Any owner would say yes. Here’s what the science says.
Dogs have behavioral and circulating hormone responses to the presence or absence of their owner — and in interacting with their owner — that parallel what we see when humans interact with other humans with whom they share a bond: close friends, family members, and children.
That suggests that biological correlates of the human-animal bond are similar — at least in some ways — to human-human bonds.
And we know that humans get very distressed if someone they care about and have a close bond with dies.
That’s one line of evidence. Another is that, phenomenologically, we can see examples of dogs that show evidence of distress when they’re separated from their owner even for a short period of time.
When the owner goes to work, a lot of dogs have separation anxiety.
Or if the owner does die, then dogs commonly exhibit distress that can take the form of destructive behavior or something that might look like reduced activity levels — what depression looks like in humans.
Dogs are a really unique window on how brains change across generations when there’s selection pressure on behavior.
One thing we don’t know is to what extent biological bonding mechanisms within a group of wolves are similar to the mechanisms that support bonding between dogs and humans.
Another thing we don’t fully understand is to what degree different dog breeds might have different patterns of bonding with humans.
It seems like a reasonable hypothesis. Some breeds of dogs have been selected for cooperative working behaviors with one individual human — really one-on-one cooperation.
Examples of that could be border collies, Australian shepherds, and other livestock herding dogs that interact closely with a human handling livestock.
Other breeds don’t have that cooperative working arrangement with a single human. A livestock guardian dog seems to form strong social bonds with the livestock rather than with the human.

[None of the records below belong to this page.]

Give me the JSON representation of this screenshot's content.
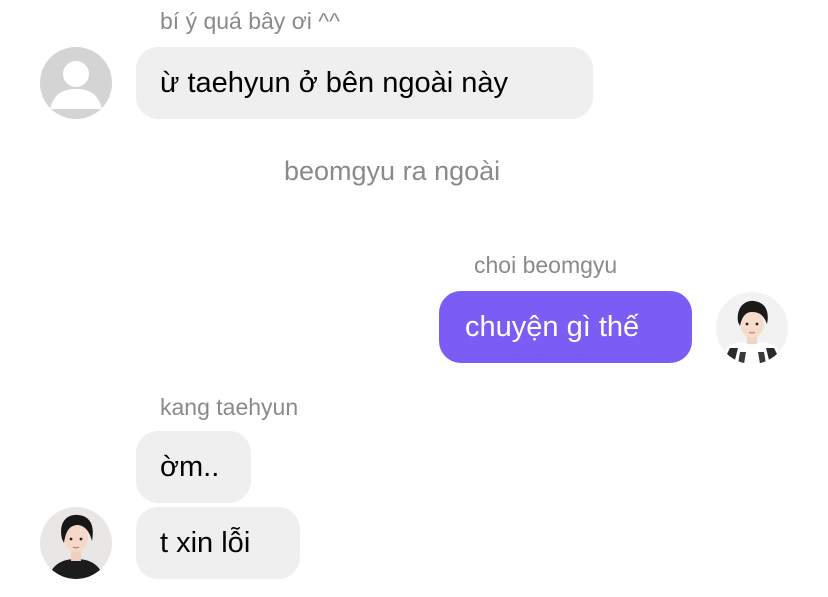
{
  "chat": {
    "group1": {
      "sender": "bí ý quá bây ơi ^^",
      "message": "ừ taehyun ở bên ngoài này",
      "avatar_icon": "default-user-avatar"
    },
    "system_message": "beomgyu ra ngoài",
    "group2": {
      "sender": "choi beomgyu",
      "message": "chuyện gì thế",
      "avatar_icon": "user-photo-avatar"
    },
    "group3": {
      "sender": "kang taehyun",
      "messages": [
        "ờm..",
        "t xin lỗi"
      ],
      "avatar_icon": "user-photo-avatar"
    }
  },
  "colors": {
    "outgoing_bubble": "#7b5cf5",
    "incoming_bubble": "#efefef",
    "meta_text": "#8a8a8e"
  }
}
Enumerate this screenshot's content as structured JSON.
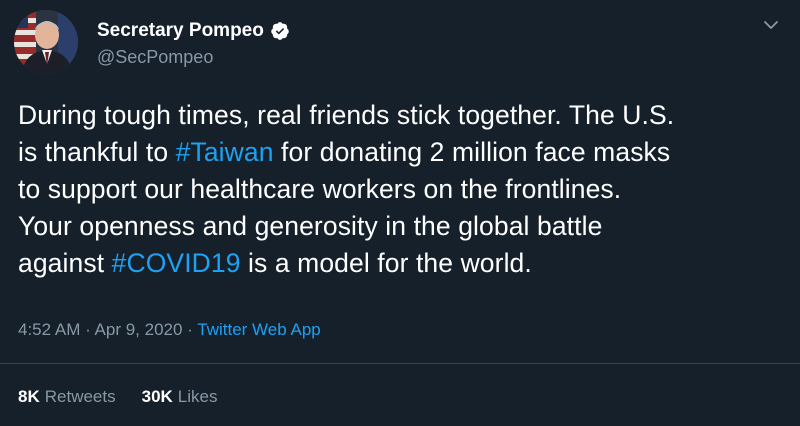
{
  "author": {
    "display_name": "Secretary Pompeo",
    "handle": "@SecPompeo",
    "verified": true,
    "avatar": "portrait-with-flag"
  },
  "tweet": {
    "lines": [
      [
        {
          "text": "During tough times, real friends stick together. The U.S.",
          "type": "text"
        }
      ],
      [
        {
          "text": "is thankful to ",
          "type": "text"
        },
        {
          "text": "#Taiwan",
          "type": "hashtag"
        },
        {
          "text": " for donating 2 million face masks",
          "type": "text"
        }
      ],
      [
        {
          "text": "to support our healthcare workers on the frontlines.",
          "type": "text"
        }
      ],
      [
        {
          "text": "Your openness and generosity in the global battle",
          "type": "text"
        }
      ],
      [
        {
          "text": "against ",
          "type": "text"
        },
        {
          "text": "#COVID19",
          "type": "hashtag"
        },
        {
          "text": " is a model for the world.",
          "type": "text"
        }
      ]
    ]
  },
  "meta": {
    "time": "4:52 AM",
    "separator": " · ",
    "date": "Apr 9, 2020",
    "source": "Twitter Web App"
  },
  "stats": {
    "retweets_count": "8K",
    "retweets_label": "Retweets",
    "likes_count": "30K",
    "likes_label": "Likes"
  },
  "colors": {
    "background": "#15202b",
    "accent": "#1da1f2",
    "secondary_text": "#8899a6",
    "divider": "#38444d"
  },
  "icons": {
    "verified": "verified-badge-icon",
    "caret": "chevron-down-icon"
  }
}
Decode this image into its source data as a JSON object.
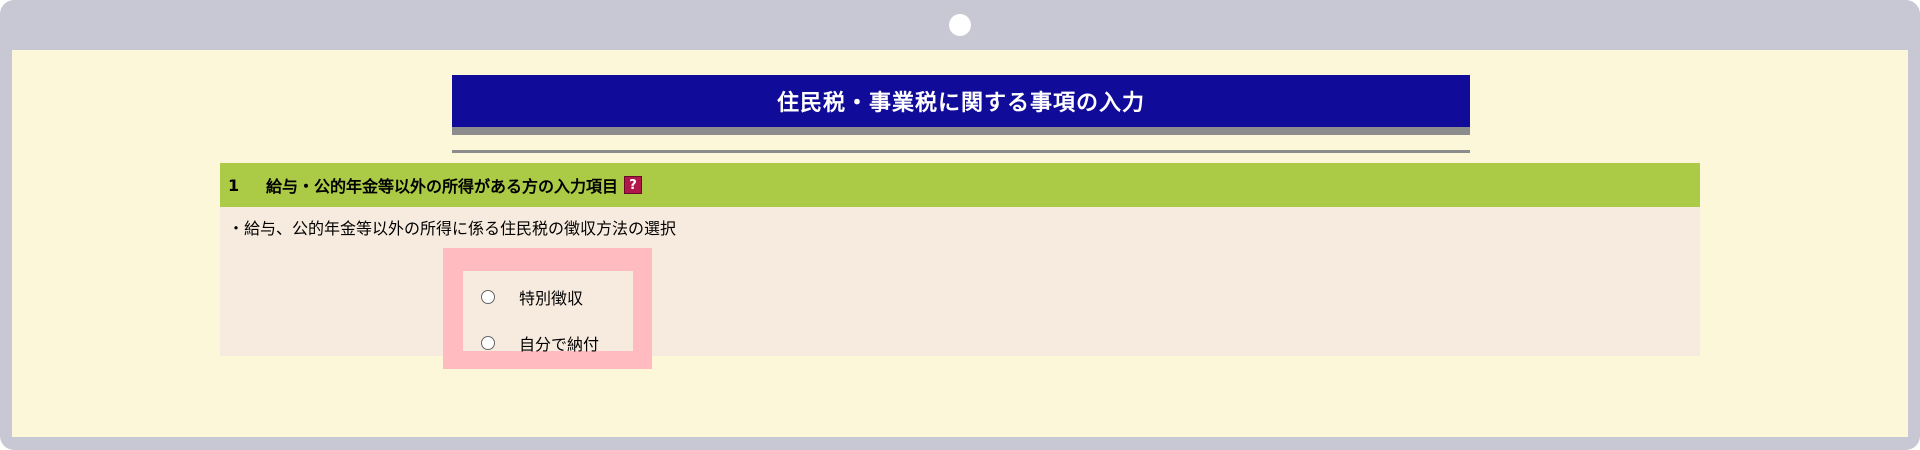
{
  "page": {
    "title": "住民税・事業税に関する事項の入力"
  },
  "section": {
    "number": "1",
    "title": "給与・公的年金等以外の所得がある方の入力項目",
    "help_icon": "help-question-icon",
    "help_glyph": "?"
  },
  "question": {
    "text": "・給与、公的年金等以外の所得に係る住民税の徴収方法の選択",
    "options": [
      {
        "label": "特別徴収",
        "selected": false
      },
      {
        "label": "自分で納付",
        "selected": false
      }
    ]
  },
  "colors": {
    "banner": "#110b99",
    "section_header": "#abca46",
    "highlight": "#ffbbbf",
    "background": "#fdf7da"
  }
}
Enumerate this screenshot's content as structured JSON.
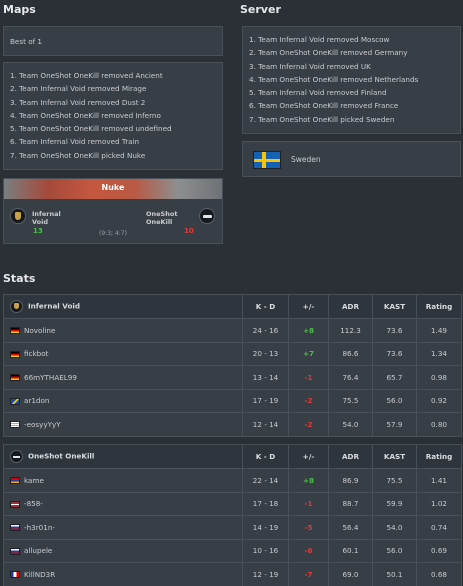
{
  "maps": {
    "title": "Maps",
    "format": "Best of 1",
    "veto": [
      "1. Team OneShot OneKill removed Ancient",
      "2. Team Infernal Void removed Mirage",
      "3. Team Infernal Void removed Dust 2",
      "4. Team OneShot OneKill removed Inferno",
      "5. Team OneShot OneKill removed undefined",
      "6. Team Infernal Void removed Train",
      "7. Team OneShot OneKill picked Nuke"
    ],
    "result": {
      "map_name": "Nuke",
      "team1_name_line1": "Infernal",
      "team1_name_line2": "Void",
      "team1_score": "13",
      "team2_name_line1": "OneShot",
      "team2_name_line2": "OneKill",
      "team2_score": "10",
      "halves": "(9:3; 4:7)"
    }
  },
  "server": {
    "title": "Server",
    "veto": [
      "1. Team Infernal Void removed Moscow",
      "2. Team OneShot OneKill removed Germany",
      "3. Team Infernal Void removed UK",
      "4. Team OneShot OneKill removed Netherlands",
      "5. Team Infernal Void removed Finland",
      "6. Team OneShot OneKill removed France",
      "7. Team OneShot OneKill picked Sweden"
    ],
    "selected": "Sweden"
  },
  "stats": {
    "title": "Stats",
    "columns": [
      "K - D",
      "+/-",
      "ADR",
      "KAST",
      "Rating"
    ],
    "team1": {
      "name": "Infernal Void",
      "players": [
        {
          "name": "Novoline",
          "flag": "de",
          "kd": "24 - 16",
          "diff": "+8",
          "adr": "112.3",
          "kast": "73.6",
          "rating": "1.49"
        },
        {
          "name": "fickbot",
          "flag": "de",
          "kd": "20 - 13",
          "diff": "+7",
          "adr": "86.6",
          "kast": "73.6",
          "rating": "1.34"
        },
        {
          "name": "66mYTHAEL99",
          "flag": "de",
          "kd": "13 - 14",
          "diff": "-1",
          "adr": "76.4",
          "kast": "65.7",
          "rating": "0.98"
        },
        {
          "name": "ar1don",
          "flag": "ba",
          "kd": "17 - 19",
          "diff": "-2",
          "adr": "75.5",
          "kast": "56.0",
          "rating": "0.92"
        },
        {
          "name": "-eosyyYyY",
          "flag": "il",
          "kd": "12 - 14",
          "diff": "-2",
          "adr": "54.0",
          "kast": "57.9",
          "rating": "0.80"
        }
      ]
    },
    "team2": {
      "name": "OneShot OneKill",
      "players": [
        {
          "name": "kame",
          "flag": "am",
          "kd": "22 - 14",
          "diff": "+8",
          "adr": "86.9",
          "kast": "75.5",
          "rating": "1.41"
        },
        {
          "name": "-858-",
          "flag": "lv",
          "kd": "17 - 18",
          "diff": "-1",
          "adr": "88.7",
          "kast": "59.9",
          "rating": "1.02"
        },
        {
          "name": "-h3r01n-",
          "flag": "ru",
          "kd": "14 - 19",
          "diff": "-5",
          "adr": "56.4",
          "kast": "54.0",
          "rating": "0.74"
        },
        {
          "name": "allupele",
          "flag": "ru",
          "kd": "10 - 16",
          "diff": "-6",
          "adr": "60.1",
          "kast": "56.0",
          "rating": "0.69"
        },
        {
          "name": "KillND3R",
          "flag": "fr",
          "kd": "12 - 19",
          "diff": "-7",
          "adr": "69.0",
          "kast": "50.1",
          "rating": "0.68"
        }
      ]
    }
  }
}
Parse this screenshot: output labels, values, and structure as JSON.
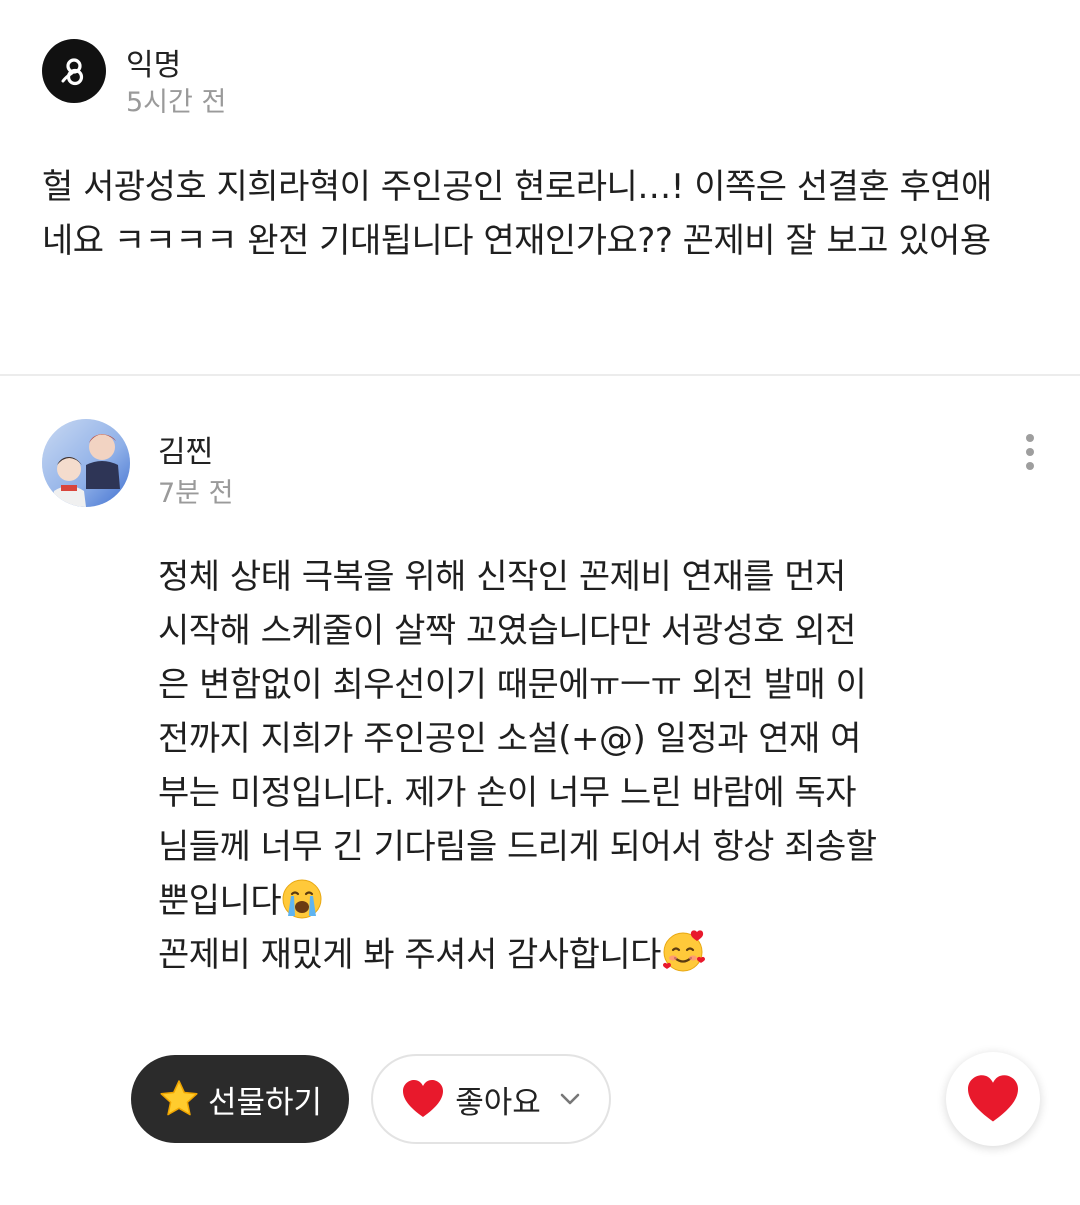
{
  "comment1": {
    "username": "익명",
    "time": "5시간 전",
    "text": "헐 서광성호 지희라혁이 주인공인 현로라니…! 이쪽은 선결혼 후연애\n네요 ㅋㅋㅋㅋ 완전 기대됩니다 연재인가요?? 꼰제비 잘 보고 있어용"
  },
  "comment2": {
    "username": "김찐",
    "time": "7분 전",
    "text_main": "정체 상태 극복을 위해 신작인 꼰제비 연재를 먼저\n시작해 스케줄이 살짝 꼬였습니다만 서광성호 외전\n은 변함없이 최우선이기 때문에ㅠㅡㅠ 외전 발매 이\n전까지 지희가 주인공인 소설(+@) 일정과 연재 여\n부는 미정입니다. 제가 손이 너무 느린 바람에 독자\n님들께 너무 긴 기다림을 드리게 되어서 항상 죄송할\n뿐입니다",
    "text_thanks": "꼰제비 재밌게 봐 주셔서 감사합니다"
  },
  "actions": {
    "gift_label": "선물하기",
    "like_label": "좋아요"
  },
  "icons": {
    "avatar1": "anonymous-logo-icon",
    "gift": "star-icon",
    "like": "heart-icon",
    "like_dropdown": "chevron-down-icon",
    "more": "more-vertical-icon",
    "crying": "crying-face-emoji",
    "smiling_hearts": "smiling-face-with-hearts-emoji"
  },
  "colors": {
    "gift_button_bg": "#2b2b2b",
    "heart": "#e8192c",
    "star": "#ffcc2e",
    "muted_text": "#9a9a9a"
  }
}
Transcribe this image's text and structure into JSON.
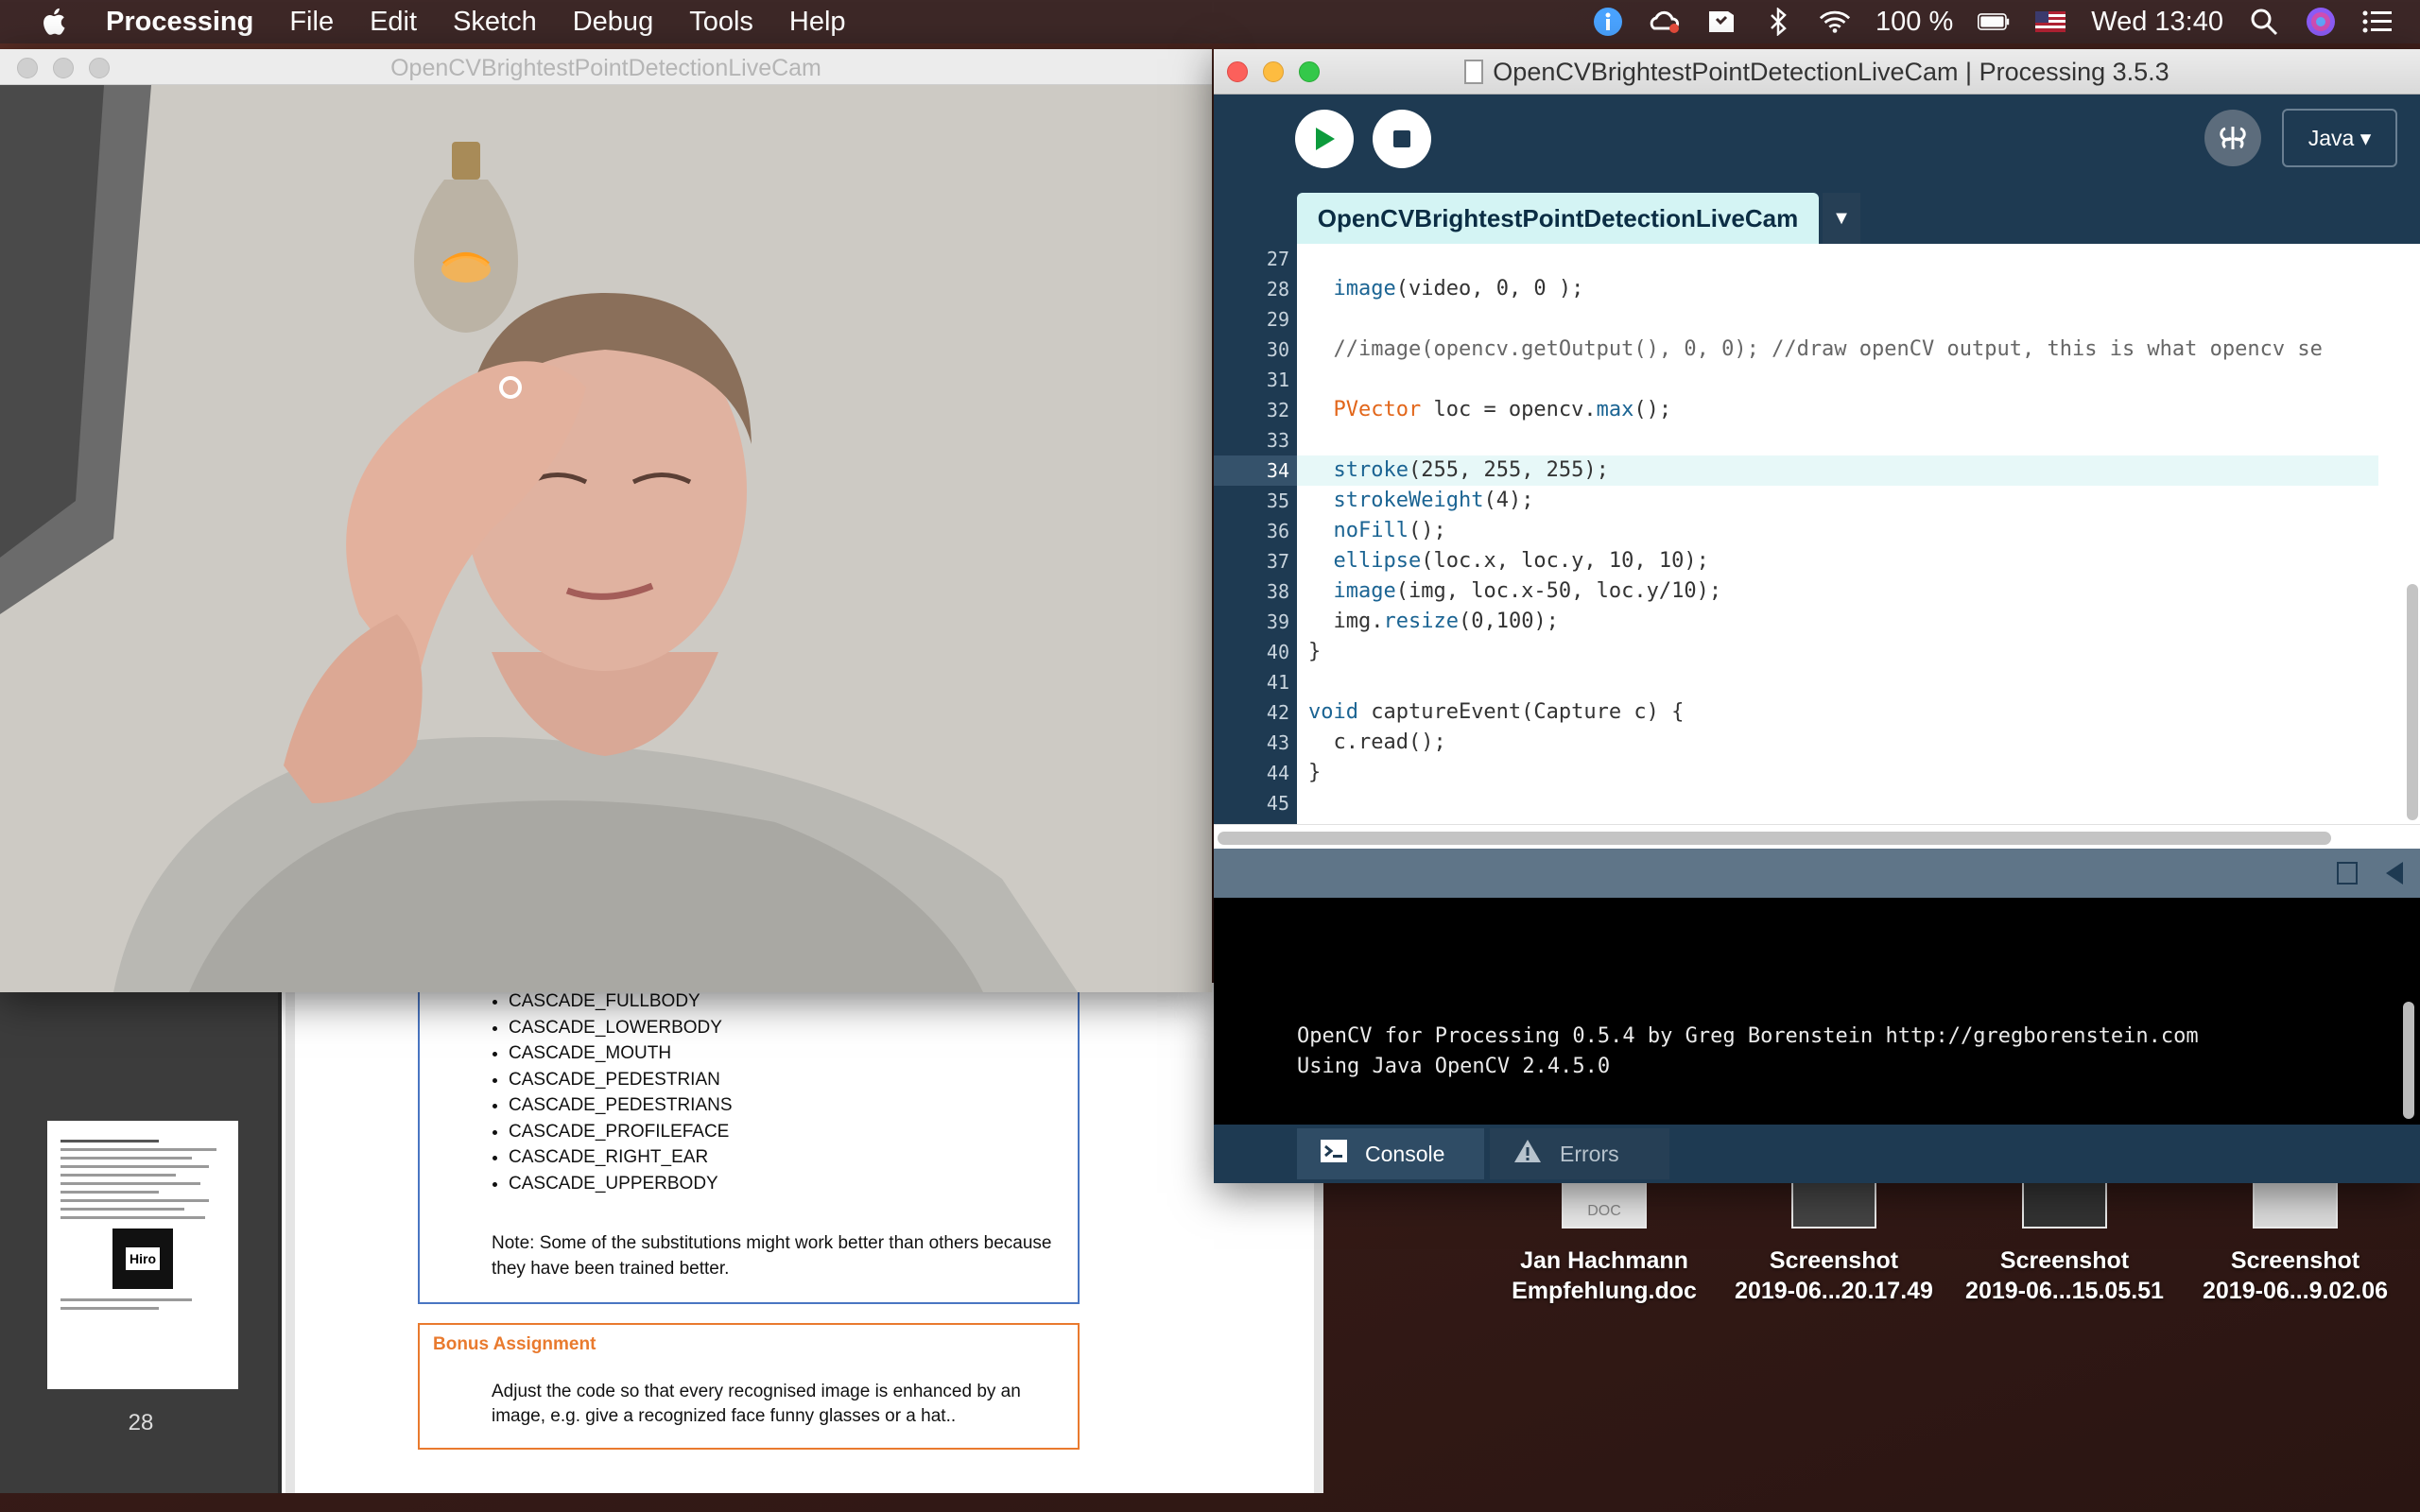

And then there are other breeds of dogs that have been developed for human companionship.
It’s possible that they might show different patterns of bonding, maybe less with one person and more with an entire household — but that’s speculation.
Aside from genetic differences across breeds, individual dogs’ histories of positive interactions with individual people must also play a big role.
From the basic science perspective, I think dogs are a really unique window on how brains change across generations when there’s selection pressure on behavior.
We have all these different breeds that have been selectively bred for different behavioral profiles, different types of cognitive abilities, different skills, and so forth.
And there’s nothing else really like that in the animal kingdom. Studying them is a way for us to understand brain evolution in a more precise way than we can get from studying any other species.
I think we’re at a point in dog research where we’re just starting to get empirical evidence of things that people who have interacted with dogs take as a given.
For example, there were a few papers over the past few years establishing that dogs experience jealousy, and I think anybody who’s ever had more than one dog in their house at once knows that that happens.
And this question — whether dogs would care if their human dies — is along the same lines. But it’s still important to get that empirical validation and not just go off of our gut understanding of how their minds are working.
Written by Alvin Powell.